-- Opening Marker --

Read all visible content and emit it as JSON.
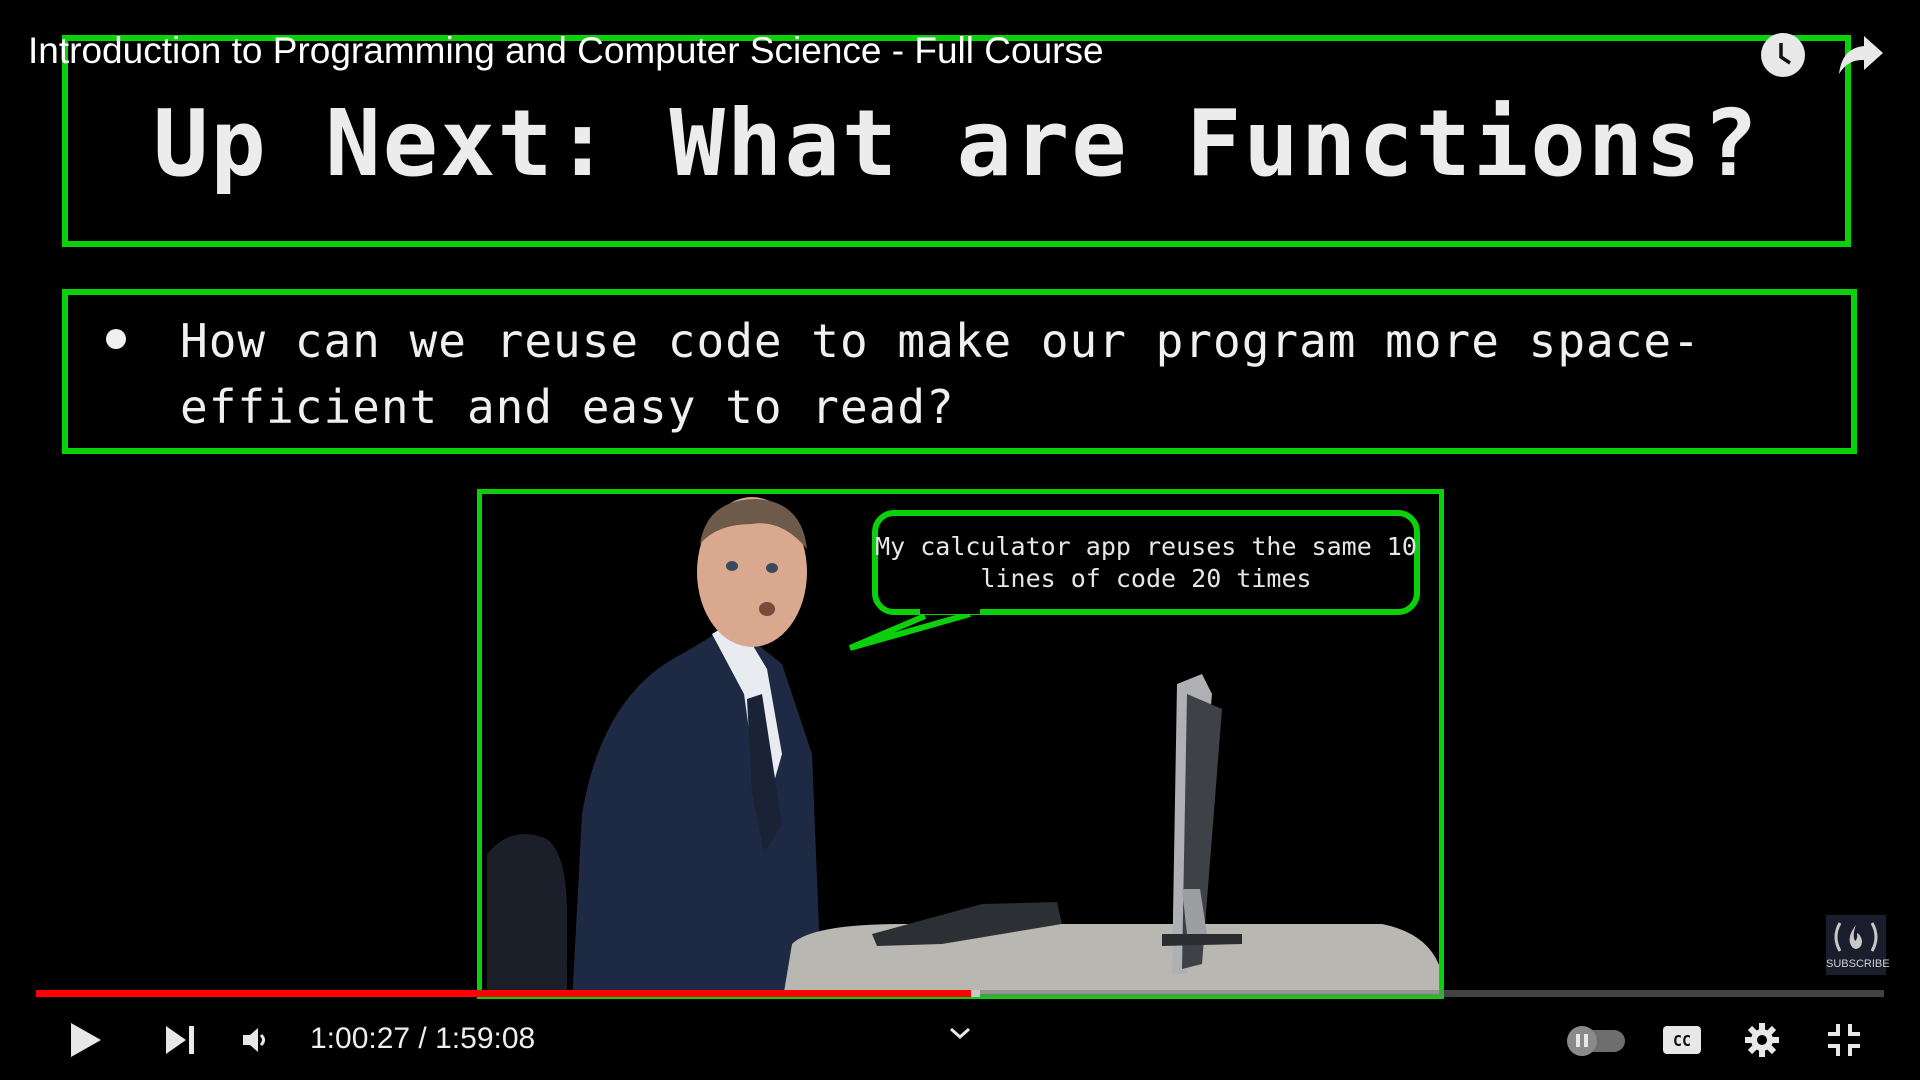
{
  "video": {
    "title": "Introduction to Programming and Computer Science - Full Course",
    "current_time": "1:00:27",
    "duration": "1:59:08",
    "time_separator": " / ",
    "progress_fraction": 0.506,
    "buffered_fraction": 0.511
  },
  "slide": {
    "heading": "Up Next: What are Functions?",
    "bullets": [
      "How can we reuse code to make our program more space-efficient and easy to read?"
    ],
    "speech_bubble": "My calculator app reuses the same 10 lines of code 20 times",
    "accent_color": "#0ad10a"
  },
  "overlay": {
    "watch_later_icon": "clock-icon",
    "share_icon": "share-arrow-icon",
    "subscribe_label": "SUBSCRIBE",
    "channel_logo_glyph": "(🔥)"
  },
  "controls": {
    "play_icon": "play-icon",
    "next_icon": "skip-next-icon",
    "volume_icon": "volume-icon",
    "chapter_icon": "chevron-down-icon",
    "autoplay_icon": "autoplay-toggle",
    "cc_label": "CC",
    "settings_icon": "gear-icon",
    "fullscreen_icon": "exit-fullscreen-icon",
    "progress_color": "#ff0000"
  }
}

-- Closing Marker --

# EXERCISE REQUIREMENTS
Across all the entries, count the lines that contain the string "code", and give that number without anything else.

# WRITTEN REPLY
2